Our editorial team spent months researching the 75 judicial candidates, including each person’s work history, legal experience, community involvement, campaign finance information, and more. We sent every candidate a survey asking them about their upbringing, experience, and thoughts on judicial power. We compiled all the information, translated it to Spanish, and created digital and print versions of our judicial election guide.
We printed 180,000 copies of our guide and prioritized distribution in the communities that have been most directly affected by the court system. We sent 3,000 copies to eligible voters in the Cook County Jail and partnered with more than 80 community organizations, churches, and local businesses to distribute copies throughout Cook County. We hosted a distribution party and handed out guides on sidewalks in 22 Chicago neighborhoods. And we partnered with several local media organizations and included our guide as an insert in 11 community papers.

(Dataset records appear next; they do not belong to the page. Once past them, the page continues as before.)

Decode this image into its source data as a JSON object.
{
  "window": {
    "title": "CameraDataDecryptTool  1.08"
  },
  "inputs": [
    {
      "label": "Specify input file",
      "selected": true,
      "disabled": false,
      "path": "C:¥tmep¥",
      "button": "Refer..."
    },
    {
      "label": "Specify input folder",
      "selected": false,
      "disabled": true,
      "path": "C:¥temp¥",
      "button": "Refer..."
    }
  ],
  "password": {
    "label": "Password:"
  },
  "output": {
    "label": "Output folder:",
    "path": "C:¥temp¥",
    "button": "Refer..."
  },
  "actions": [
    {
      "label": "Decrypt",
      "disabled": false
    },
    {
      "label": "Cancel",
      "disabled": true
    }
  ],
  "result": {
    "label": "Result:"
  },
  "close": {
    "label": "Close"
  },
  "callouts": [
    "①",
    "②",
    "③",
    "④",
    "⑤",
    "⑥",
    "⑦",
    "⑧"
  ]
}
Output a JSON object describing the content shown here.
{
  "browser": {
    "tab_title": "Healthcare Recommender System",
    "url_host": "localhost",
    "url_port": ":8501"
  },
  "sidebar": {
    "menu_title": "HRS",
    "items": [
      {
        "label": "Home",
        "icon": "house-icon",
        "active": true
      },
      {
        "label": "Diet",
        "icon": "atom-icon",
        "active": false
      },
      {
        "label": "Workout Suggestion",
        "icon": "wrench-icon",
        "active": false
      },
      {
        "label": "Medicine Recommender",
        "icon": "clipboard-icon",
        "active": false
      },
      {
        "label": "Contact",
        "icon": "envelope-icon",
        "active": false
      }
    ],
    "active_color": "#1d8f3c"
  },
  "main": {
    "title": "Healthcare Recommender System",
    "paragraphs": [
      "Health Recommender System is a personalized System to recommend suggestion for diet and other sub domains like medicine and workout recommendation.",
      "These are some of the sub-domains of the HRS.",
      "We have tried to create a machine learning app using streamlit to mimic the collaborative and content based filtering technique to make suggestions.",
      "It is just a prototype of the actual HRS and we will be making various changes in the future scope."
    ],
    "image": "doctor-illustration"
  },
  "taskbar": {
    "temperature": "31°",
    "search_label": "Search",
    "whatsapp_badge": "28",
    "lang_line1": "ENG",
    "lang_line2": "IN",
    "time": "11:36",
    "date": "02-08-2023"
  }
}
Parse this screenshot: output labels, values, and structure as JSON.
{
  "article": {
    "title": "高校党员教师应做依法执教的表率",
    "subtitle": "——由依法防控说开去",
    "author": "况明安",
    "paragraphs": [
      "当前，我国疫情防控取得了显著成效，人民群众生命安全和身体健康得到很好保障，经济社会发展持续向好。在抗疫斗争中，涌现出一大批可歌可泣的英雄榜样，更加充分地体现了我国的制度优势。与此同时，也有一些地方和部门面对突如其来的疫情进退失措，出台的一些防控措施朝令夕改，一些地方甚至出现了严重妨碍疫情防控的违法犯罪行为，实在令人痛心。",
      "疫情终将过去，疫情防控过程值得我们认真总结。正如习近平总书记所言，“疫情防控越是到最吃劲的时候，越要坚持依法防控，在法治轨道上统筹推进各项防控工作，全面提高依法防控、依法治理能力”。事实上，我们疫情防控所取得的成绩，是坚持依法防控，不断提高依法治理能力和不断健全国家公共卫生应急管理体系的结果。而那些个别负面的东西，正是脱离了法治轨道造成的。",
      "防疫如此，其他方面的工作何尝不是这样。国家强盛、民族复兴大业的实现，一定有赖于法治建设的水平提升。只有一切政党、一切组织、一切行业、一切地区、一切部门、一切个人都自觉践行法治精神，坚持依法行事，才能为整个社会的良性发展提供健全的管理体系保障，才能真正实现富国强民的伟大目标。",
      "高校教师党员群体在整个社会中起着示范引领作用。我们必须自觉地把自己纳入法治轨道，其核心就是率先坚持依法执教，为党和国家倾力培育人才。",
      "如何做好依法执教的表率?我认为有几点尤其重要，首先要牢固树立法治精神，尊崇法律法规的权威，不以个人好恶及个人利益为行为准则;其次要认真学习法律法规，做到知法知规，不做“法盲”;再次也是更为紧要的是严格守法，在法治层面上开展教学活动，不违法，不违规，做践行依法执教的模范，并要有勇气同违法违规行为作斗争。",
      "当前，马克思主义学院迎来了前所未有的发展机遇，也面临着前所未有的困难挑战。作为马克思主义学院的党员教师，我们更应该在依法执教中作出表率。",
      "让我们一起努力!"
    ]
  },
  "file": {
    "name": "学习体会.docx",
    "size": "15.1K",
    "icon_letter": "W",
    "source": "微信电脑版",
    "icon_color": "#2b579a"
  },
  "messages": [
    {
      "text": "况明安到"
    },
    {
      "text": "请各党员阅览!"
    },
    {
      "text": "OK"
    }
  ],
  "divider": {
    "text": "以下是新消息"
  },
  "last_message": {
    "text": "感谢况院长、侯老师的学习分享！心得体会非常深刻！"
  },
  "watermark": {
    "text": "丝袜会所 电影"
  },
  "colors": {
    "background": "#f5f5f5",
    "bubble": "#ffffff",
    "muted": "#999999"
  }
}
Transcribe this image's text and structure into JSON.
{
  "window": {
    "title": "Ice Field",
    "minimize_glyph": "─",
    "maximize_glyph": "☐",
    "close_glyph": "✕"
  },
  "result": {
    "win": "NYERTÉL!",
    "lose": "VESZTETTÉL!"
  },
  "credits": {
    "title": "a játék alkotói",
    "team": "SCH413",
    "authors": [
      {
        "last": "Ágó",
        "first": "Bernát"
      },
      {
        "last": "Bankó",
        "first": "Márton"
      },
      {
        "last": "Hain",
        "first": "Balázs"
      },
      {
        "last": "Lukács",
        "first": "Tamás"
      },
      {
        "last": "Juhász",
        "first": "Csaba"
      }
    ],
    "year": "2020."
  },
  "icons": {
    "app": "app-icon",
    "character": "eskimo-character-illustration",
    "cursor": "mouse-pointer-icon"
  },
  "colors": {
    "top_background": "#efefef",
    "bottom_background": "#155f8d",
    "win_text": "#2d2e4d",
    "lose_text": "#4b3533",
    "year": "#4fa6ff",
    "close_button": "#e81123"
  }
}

We shared our guide at community events, sent postcards about our guide to Cook County residents, took over Block Club Chicago’s morning newsletter, hosted a Reddit Ask Me Anything, and partnered with WBEZ’s “Curious City” to create a podcast and host a judicial elections office hour. Our reporters were guests on several local news shows to promote the guide, including “City Cast Chicago,” CAN-TV, The Daily Line, and WBEZ’s “Reset.”
This election, we reached at least 300,000 people in Cook County with our digital and print judicial election guides. That’s nearly half of the total number of voters who cast ballots in Cook County in the primary election. Our print guides were distributed in all of Chicago’s 77 neighborhoods and in more than half of the county’s suburbs. And a larger percentage of people participated in these races than in previous years. (Note: In the last two retention elections that we produced a guide, voters elected not to retain a sitting judge - something that hadn’t happened since 1990.)
Our community has told us that we've had an impact. Below are a few comments from readers who chose to support our work with a donation:
“This was the most helpful tool I’ve used. At a critical junction for our democracy you made voting for judges — arguably one of the most important parts of the ballot — easy and not intimidating. Thanks.”
“I used your guide, spending about 45 minutes with it, then sent my marked results to at least five other people – who may have used them. Most of the choices were obvious, although not all. It is difficult to know who to vote for in many races and the judges are the hardest. I appreciate your work.”
“Your website helped me make sense of an utterly confusing ballot. Your UI and depth of information are so intuitive and relevant, respectively, that I had to stop filling out my ballot to donate. Keep up the great work and thank you so much."
Our continued work on judicial elections is supported by several foundations, donors, and corporate sponsors. In 2022, we’ve received more than $120,000 of support specifically for our judicial election guide and #CheckYourJudges engagement campaign. Much of our support comes from readers who use our guide.